The Olympic Stadium reopened in August 2020 after an uncompromising renovation. The new facilities are spacious and bright, and the quality of workmanship is unparalleled. The end result is a landmark that attracts people of all ages and opens up another new perspective on the Finnish capital.
The renovated stadium has effectively doubled in size, as additional space was excavated underground and alongside the original structure. The new Olympic Stadium continues to be Finland’s biggest event arena, a place where people can exercise, compete, entertain and meet friends from around the world.
The new external architecture is based on the restored concrete architecture of the 1930s, the modified sections from the 1950s and the new North Stadium Square with its food and beverage kiosks. The original canopy over the stands in the A section has been renovated, and the existing structures and details have been restored to how they were in the 1930s. The benches have been replaced by individual wood composite seats, while the curves and the back straight stands are now also covered with a canopy resembling the wings of a swan. The materials of the canopies and seats are directly connected to the history of the Olympic Stadium. Wood was always the material of choice when expanding the concrete-structured stadium in the 1950s, both temporarily and permanently.
Innovations and impressive details
Finnish design is represented by the new wood composite seats, which are made from materials recycled from the wood industry. All spectators now get their own individual folding chair in the stands, from where they can watch the sports and rest their feet in comfort. To ensure safety, the canopies above the stands are made from fireproofed wood. The audiovisual systems for the stands are integrated into the outer structures of the canopies and the bowl. Most of the spaces in the arena have been designed to be multifunctional, making them ideal for sports, events and meetings.
Fascinating history of the Olympic Stadium
Back in the 1930s, Helsinki was busily preparing to host the Summer Olympics. Numerous sports arenas and various services sprung up across the city.
What has been called the world’s most beautiful Olympic Stadium was the result of an architectural competition. Architects Yrjö Lindgren and Toivo Jäntti won the competition with their clean-lined and functionalist proposal.
In spring 1940, however, the Olympics were cancelled due to the outbreak of the Second World War, and Helsinki had to wait until 1952 before the Games finally arrived.
The 1930s functionalist architecture combined with the look of the 1952 Summer Olympics symbolised the birth of a new area for the young nation.
You can read more about the fascinating history of the Olympic Stadium on the Stadium website.
Stunning views from the Stadium Tower
Architects Toivo Jäntti and Yrjö Lindgren designed a Stadium Tower to stand guard next to the main entrance. The 72-metre tower offers stunning views over the city. Kids especially love to go to the top, and the views are especially impressive in the evening when the sun goes down and lights are turned on across Helsinki. Tickets to the Stadium Tower have been kept affordable, costing €6.50 for adults and €4 for children ages 7 to 16. Discounts are also available for special groups and groups of more than 10 persons.
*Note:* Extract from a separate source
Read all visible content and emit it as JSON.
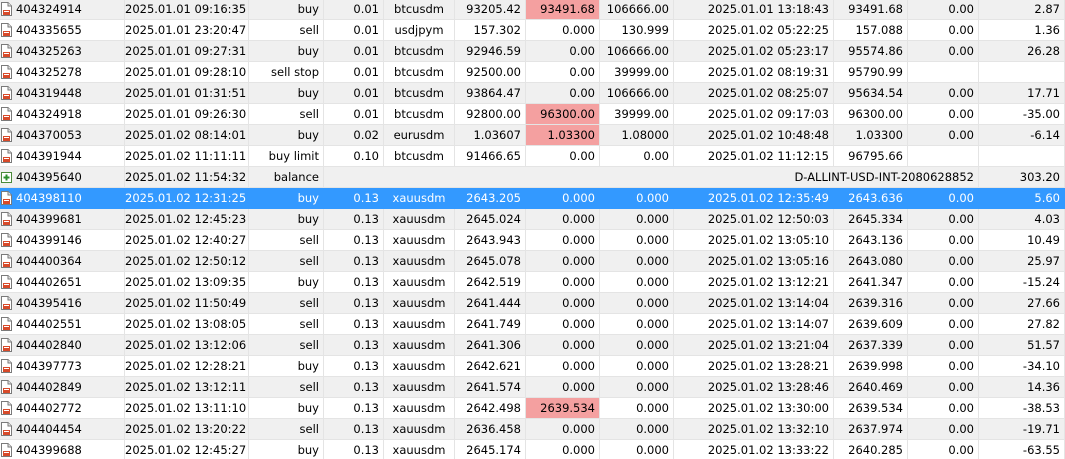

- One of the workers who helped build the Stadium Tower was Aino Lehtinen, a woman who carried on her back all the limestone mortar for plastering the exterior. Each load weighed 40 kilos, and she carried countless loads throughout the day.
- The Stadium Tower was officially inaugurated on 19 July 1952, when Flying Finn Hannes Kolehmainen lit the Olympic flame.
- The Stadium Tower also played an important role in Finland’s air defence during the war from 1941 to 1944, when it served as an observation tower.
- Many couples have said their vows to each other at a height of 72 metres. The last wedding to be held at the top of the Stadium Tower was on 11 November 2011.
- The new elevator that was installed in 2011 takes just 37 seconds to get to the top.
- The Stadium Tower celebrated its millionth visitor already in 1953.
- The Stadium Tower has even served as a TV link, enabling the country’s very first broadcasts.
The Visitor Centre at the foot of the Stadium Tower is open daily and lets you soak up the atmosphere and purchase souvenirs.
The Bistro Stadion restaurant serves visitors to the Olympic Stadium with delicious seasonal menus. The lunch menu is updated daily and á la carte menu seasonally. You can also order light snacks to give you energy for your visit.
The renewed Sports Museum can be found in the west wing of the Olympic Stadium. The permanent exhibition presents the story of Finnish sports in a new way, with emotions at the heart of the exhibition – just like in sports. The first temporary exhibition was opened in 2021, presenting the story of the Olympic Stadium.
Due to the ongoing corona crisis, opening hours may change. Please see the Stadium website for the latest information.
Information about accessibility is available on the Stadium website.
How to get there
The Olympic Stadium is easy to find – just head north from the city centre towards the white Stadium Tower. The walk from the Central Station takes around half an hour along the western side of the pretty Töölönlahti bay. Trams 1, 2, 4, 8 and 10 stop just a few hundred metres from the stadium at the Finnish National Opera.
Paavo Nurmen tie 1, Töölö